Your reply should repeat all records verbatim and contain no images.

────────

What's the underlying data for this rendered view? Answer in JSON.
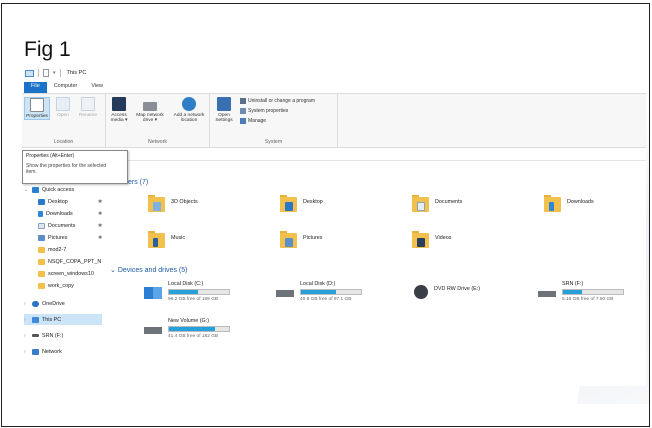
{
  "figure": {
    "label": "Fig 1"
  },
  "window": {
    "title": "This PC",
    "tabs": [
      "File",
      "Computer",
      "View"
    ]
  },
  "ribbon": {
    "location": {
      "label": "Location",
      "buttons": [
        "Properties",
        "Open",
        "Rename"
      ]
    },
    "network": {
      "label": "Network",
      "buttons": [
        "Access media ▾",
        "Map network drive ▾",
        "Add a network location"
      ]
    },
    "system": {
      "label": "System",
      "open_settings": "Open Settings",
      "items": [
        "Uninstall or change a program",
        "System properties",
        "Manage"
      ]
    }
  },
  "tooltip": {
    "title": "Properties (Alt+Enter)",
    "body": "Show the properties for the selected item."
  },
  "nav": {
    "quick_access": "Quick access",
    "items": [
      {
        "label": "Desktop",
        "pinned": true
      },
      {
        "label": "Downloads",
        "pinned": true
      },
      {
        "label": "Documents",
        "pinned": true
      },
      {
        "label": "Pictures",
        "pinned": true
      },
      {
        "label": "mod2-7",
        "pinned": false
      },
      {
        "label": "NSQF_COPA_PPT_N",
        "pinned": false
      },
      {
        "label": "screen_windows10",
        "pinned": false
      },
      {
        "label": "work_copy",
        "pinned": false
      }
    ],
    "onedrive": "OneDrive",
    "this_pc": "This PC",
    "srn": "SRN (F:)",
    "network": "Network",
    "pin_glyph": "✱"
  },
  "folders": {
    "header": "ers (7)",
    "items": [
      "3D Objects",
      "Desktop",
      "Documents",
      "Downloads",
      "Music",
      "Pictures",
      "Videos"
    ]
  },
  "drives": {
    "header": "Devices and drives (5)",
    "items": [
      {
        "name": "Local Disk (C:)",
        "free": "96.2 GB free of 185 GB",
        "used_fraction": 0.48
      },
      {
        "name": "Local Disk (D:)",
        "free": "40.9 GB free of 97.1 GB",
        "used_fraction": 0.58
      },
      {
        "name": "DVD RW Drive (E:)",
        "free": "",
        "used_fraction": null
      },
      {
        "name": "SRN (F:)",
        "free": "5.16 GB free of 7.50 GB",
        "used_fraction": 0.31
      },
      {
        "name": "New Volume (G:)",
        "free": "41.4 GB free of 182 GB",
        "used_fraction": 0.77
      }
    ]
  },
  "colors": {
    "accent": "#1a73c7",
    "folder": "#f2c04c",
    "drive_bar": "#26a0da",
    "selection": "#cce4f7",
    "section_header": "#1e5aa8"
  }
}
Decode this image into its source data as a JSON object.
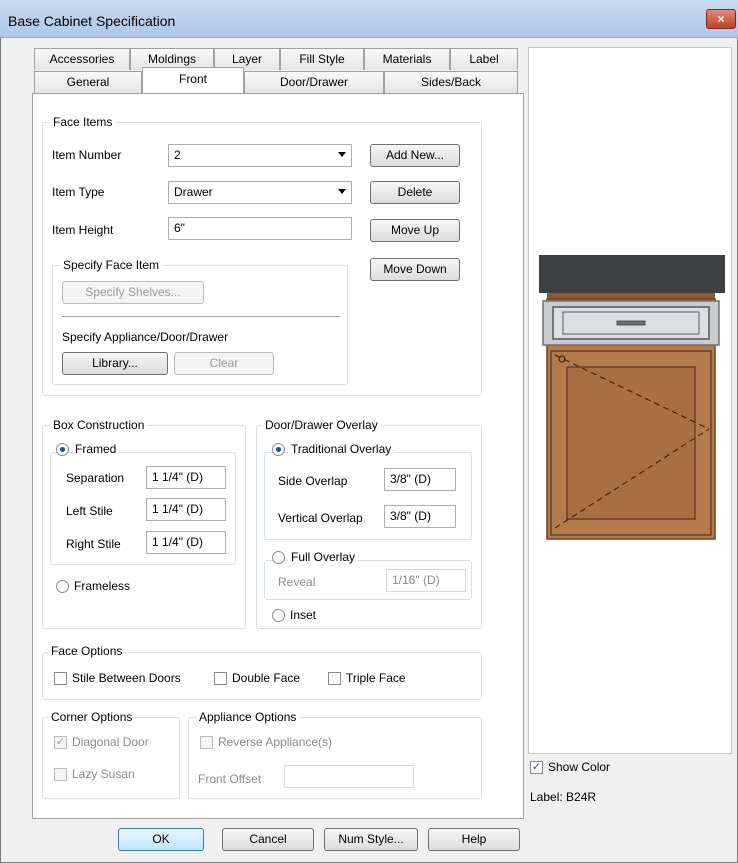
{
  "window": {
    "title": "Base Cabinet Specification",
    "close_glyph": "×"
  },
  "tabs_row1": [
    "Accessories",
    "Moldings",
    "Layer",
    "Fill Style",
    "Materials",
    "Label"
  ],
  "tabs_row2": [
    "General",
    "Front",
    "Door/Drawer",
    "Sides/Back"
  ],
  "active_tab": "Front",
  "face_items": {
    "legend": "Face Items",
    "item_number_label": "Item Number",
    "item_number_value": "2",
    "item_type_label": "Item Type",
    "item_type_value": "Drawer",
    "item_height_label": "Item Height",
    "item_height_value": "6\"",
    "add_new": "Add New...",
    "delete": "Delete",
    "move_up": "Move Up",
    "move_down": "Move Down",
    "specify": {
      "legend": "Specify Face Item",
      "specify_shelves": "Specify Shelves...",
      "appliance_label": "Specify Appliance/Door/Drawer",
      "library": "Library...",
      "clear": "Clear"
    }
  },
  "box_construction": {
    "legend": "Box Construction",
    "framed": "Framed",
    "separation_label": "Separation",
    "separation_value": "1 1/4\" (D)",
    "left_stile_label": "Left Stile",
    "left_stile_value": "1 1/4\" (D)",
    "right_stile_label": "Right Stile",
    "right_stile_value": "1 1/4\" (D)",
    "frameless": "Frameless"
  },
  "overlay": {
    "legend": "Door/Drawer Overlay",
    "traditional": "Traditional Overlay",
    "side_overlap_label": "Side Overlap",
    "side_overlap_value": "3/8\" (D)",
    "vertical_overlap_label": "Vertical Overlap",
    "vertical_overlap_value": "3/8\" (D)",
    "full": "Full Overlay",
    "reveal_label": "Reveal",
    "reveal_value": "1/16\" (D)",
    "inset": "Inset"
  },
  "face_options": {
    "legend": "Face Options",
    "stile_between": "Stile Between Doors",
    "double_face": "Double Face",
    "triple_face": "Triple Face"
  },
  "corner_options": {
    "legend": "Corner Options",
    "diagonal_door": "Diagonal Door",
    "lazy_susan": "Lazy Susan"
  },
  "appliance_options": {
    "legend": "Appliance Options",
    "reverse": "Reverse Appliance(s)",
    "front_offset_label": "Front Offset",
    "front_offset_value": ""
  },
  "preview": {
    "show_color": "Show Color",
    "label": "Label:  B24R",
    "countertop_color": "#3d3f42",
    "wood_color": "#b37a4c",
    "appliance_color": "#c9cbcf"
  },
  "footer": {
    "ok": "OK",
    "cancel": "Cancel",
    "num_style": "Num Style...",
    "help": "Help"
  },
  "check_glyph": "✓"
}
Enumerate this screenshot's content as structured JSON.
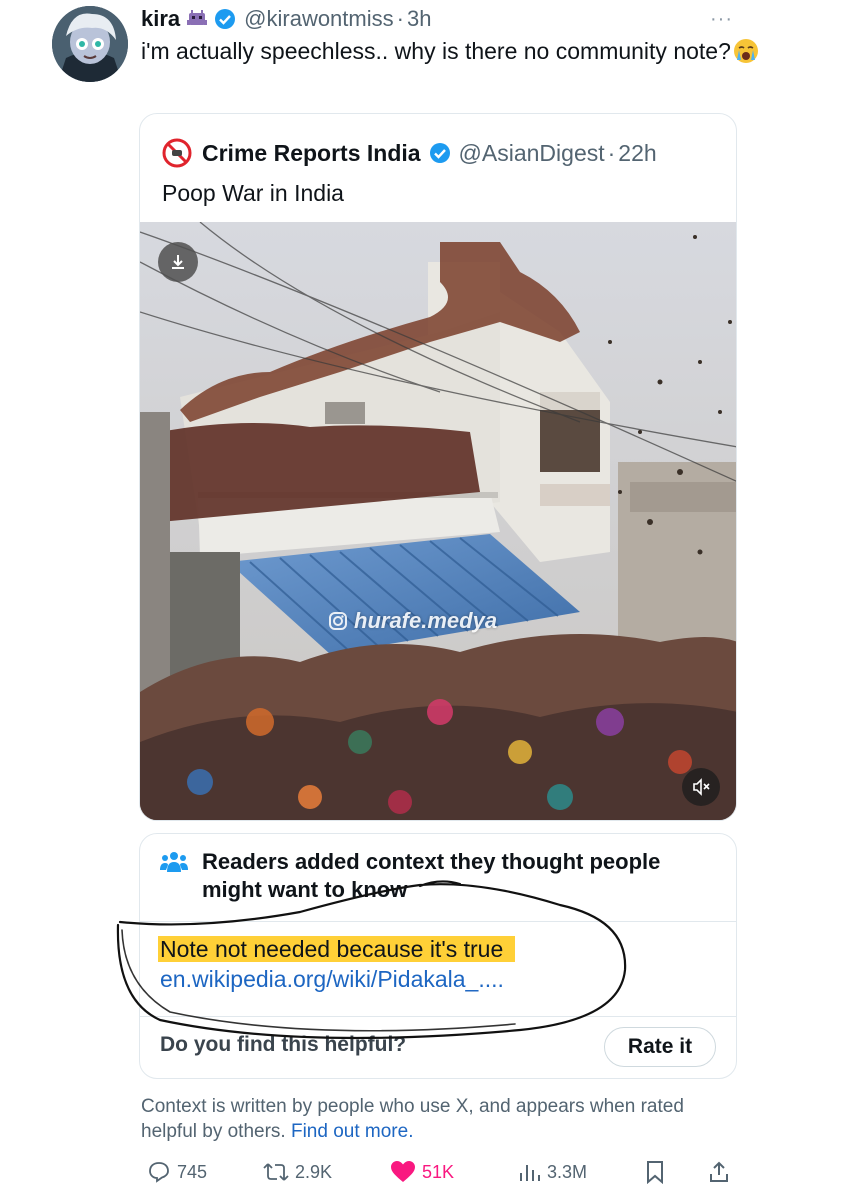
{
  "tweet": {
    "name": "kira",
    "handle": "@kirawontmiss",
    "sep": "·",
    "time": "3h",
    "text": "i'm actually speechless.. why is there no community note?",
    "more": "···"
  },
  "quote": {
    "name": "Crime Reports India",
    "handle": "@AsianDigest",
    "sep": "·",
    "time": "22h",
    "text": "Poop War in India",
    "watermark": "hurafe.medya"
  },
  "note": {
    "title": "Readers added context they thought people might want to know",
    "body": "Note not needed because it's true",
    "link": "en.wikipedia.org/wiki/Pidakala_....",
    "question": "Do you find this helpful?",
    "rate_label": "Rate it"
  },
  "context": {
    "text": "Context is written by people who use X, and appears when rated helpful by others.",
    "link": "Find out more."
  },
  "actions": {
    "replies": "745",
    "reposts": "2.9K",
    "likes": "51K",
    "views": "3.3M"
  },
  "colors": {
    "verified": "#1d9bf0",
    "like": "#f91880",
    "link": "#1d66c2",
    "highlight": "#ffc814"
  },
  "icons": [
    "verified-badge-icon",
    "more-icon",
    "download-icon",
    "mute-icon",
    "instagram-icon",
    "community-notes-icon",
    "reply-icon",
    "repost-icon",
    "heart-icon",
    "views-icon",
    "bookmark-icon",
    "share-icon"
  ]
}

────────

### EXPECTED ANSWER
What's the underlying data for this rendered view? Answer in JSON.
{
  "figure": {
    "label": "Fig 1"
  },
  "window": {
    "title": "This PC",
    "tabs": [
      "File",
      "Computer",
      "View"
    ]
  },
  "ribbon": {
    "location": {
      "label": "Location",
      "buttons": [
        "Properties",
        "Open",
        "Rename"
      ]
    },
    "network": {
      "label": "Network",
      "buttons": [
        "Access media ▾",
        "Map network drive ▾",
        "Add a network location"
      ]
    },
    "system": {
      "label": "System",
      "open_settings": "Open Settings",
      "items": [
        "Uninstall or change a program",
        "System properties",
        "Manage"
      ]
    }
  },
  "tooltip": {
    "title": "Properties (Alt+Enter)",
    "body": "Show the properties for the selected item."
  },
  "nav": {
    "quick_access": "Quick access",
    "items": [
      {
        "label": "Desktop",
        "pinned": true
      },
      {
        "label": "Downloads",
        "pinned": true
      },
      {
        "label": "Documents",
        "pinned": true
      },
      {
        "label": "Pictures",
        "pinned": true
      },
      {
        "label": "mod2-7",
        "pinned": false
      },
      {
        "label": "NSQF_COPA_PPT_N",
        "pinned": false
      },
      {
        "label": "screen_windows10",
        "pinned": false
      },
      {
        "label": "work_copy",
        "pinned": false
      }
    ],
    "onedrive": "OneDrive",
    "this_pc": "This PC",
    "srn": "SRN (F:)",
    "network": "Network",
    "pin_glyph": "✱"
  },
  "folders": {
    "header": "ers (7)",
    "items": [
      "3D Objects",
      "Desktop",
      "Documents",
      "Downloads",
      "Music",
      "Pictures",
      "Videos"
    ]
  },
  "drives": {
    "header": "Devices and drives (5)",
    "items": [
      {
        "name": "Local Disk (C:)",
        "free": "96.2 GB free of 185 GB",
        "used_fraction": 0.48
      },
      {
        "name": "Local Disk (D:)",
        "free": "40.9 GB free of 97.1 GB",
        "used_fraction": 0.58
      },
      {
        "name": "DVD RW Drive (E:)",
        "free": "",
        "used_fraction": null
      },
      {
        "name": "SRN (F:)",
        "free": "5.16 GB free of 7.50 GB",
        "used_fraction": 0.31
      },
      {
        "name": "New Volume (G:)",
        "free": "41.4 GB free of 182 GB",
        "used_fraction": 0.77
      }
    ]
  },
  "colors": {
    "accent": "#1a73c7",
    "folder": "#f2c04c",
    "drive_bar": "#26a0da",
    "selection": "#cce4f7",
    "section_header": "#1e5aa8"
  }
}
Decode this image into its source data as a JSON object.
{
  "window": {
    "title": "Base Cabinet Specification",
    "close_glyph": "×"
  },
  "tabs_row1": [
    "Accessories",
    "Moldings",
    "Layer",
    "Fill Style",
    "Materials",
    "Label"
  ],
  "tabs_row2": [
    "General",
    "Front",
    "Door/Drawer",
    "Sides/Back"
  ],
  "active_tab": "Front",
  "face_items": {
    "legend": "Face Items",
    "item_number_label": "Item Number",
    "item_number_value": "2",
    "item_type_label": "Item Type",
    "item_type_value": "Drawer",
    "item_height_label": "Item Height",
    "item_height_value": "6\"",
    "add_new": "Add New...",
    "delete": "Delete",
    "move_up": "Move Up",
    "move_down": "Move Down",
    "specify": {
      "legend": "Specify Face Item",
      "specify_shelves": "Specify Shelves...",
      "appliance_label": "Specify Appliance/Door/Drawer",
      "library": "Library...",
      "clear": "Clear"
    }
  },
  "box_construction": {
    "legend": "Box Construction",
    "framed": "Framed",
    "separation_label": "Separation",
    "separation_value": "1 1/4\" (D)",
    "left_stile_label": "Left Stile",
    "left_stile_value": "1 1/4\" (D)",
    "right_stile_label": "Right Stile",
    "right_stile_value": "1 1/4\" (D)",
    "frameless": "Frameless"
  },
  "overlay": {
    "legend": "Door/Drawer Overlay",
    "traditional": "Traditional Overlay",
    "side_overlap_label": "Side Overlap",
    "side_overlap_value": "3/8\" (D)",
    "vertical_overlap_label": "Vertical Overlap",
    "vertical_overlap_value": "3/8\" (D)",
    "full": "Full Overlay",
    "reveal_label": "Reveal",
    "reveal_value": "1/16\" (D)",
    "inset": "Inset"
  },
  "face_options": {
    "legend": "Face Options",
    "stile_between": "Stile Between Doors",
    "double_face": "Double Face",
    "triple_face": "Triple Face"
  },
  "corner_options": {
    "legend": "Corner Options",
    "diagonal_door": "Diagonal Door",
    "lazy_susan": "Lazy Susan"
  },
  "appliance_options": {
    "legend": "Appliance Options",
    "reverse": "Reverse Appliance(s)",
    "front_offset_label": "Front Offset",
    "front_offset_value": ""
  },
  "preview": {
    "show_color": "Show Color",
    "label": "Label:  B24R",
    "countertop_color": "#3d3f42",
    "wood_color": "#b37a4c",
    "appliance_color": "#c9cbcf"
  },
  "footer": {
    "ok": "OK",
    "cancel": "Cancel",
    "num_style": "Num Style...",
    "help": "Help"
  },
  "check_glyph": "✓"
}
Enumerate this screenshot's content as structured JSON.
{
  "tweet": {
    "name": "kira",
    "handle": "@kirawontmiss",
    "sep": "·",
    "time": "3h",
    "text": "i'm actually speechless.. why is there no community note?",
    "more": "···"
  },
  "quote": {
    "name": "Crime Reports India",
    "handle": "@AsianDigest",
    "sep": "·",
    "time": "22h",
    "text": "Poop War in India",
    "watermark": "hurafe.medya"
  },
  "note": {
    "title": "Readers added context they thought people might want to know",
    "body": "Note not needed because it's true",
    "link": "en.wikipedia.org/wiki/Pidakala_....",
    "question": "Do you find this helpful?",
    "rate_label": "Rate it"
  },
  "context": {
    "text": "Context is written by people who use X, and appears when rated helpful by others.",
    "link": "Find out more."
  },
  "actions": {
    "replies": "745",
    "reposts": "2.9K",
    "likes": "51K",
    "views": "3.3M"
  },
  "colors": {
    "verified": "#1d9bf0",
    "like": "#f91880",
    "link": "#1d66c2",
    "highlight": "#ffc814"
  },
  "icons": [
    "verified-badge-icon",
    "more-icon",
    "download-icon",
    "mute-icon",
    "instagram-icon",
    "community-notes-icon",
    "reply-icon",
    "repost-icon",
    "heart-icon",
    "views-icon",
    "bookmark-icon",
    "share-icon"
  ]
}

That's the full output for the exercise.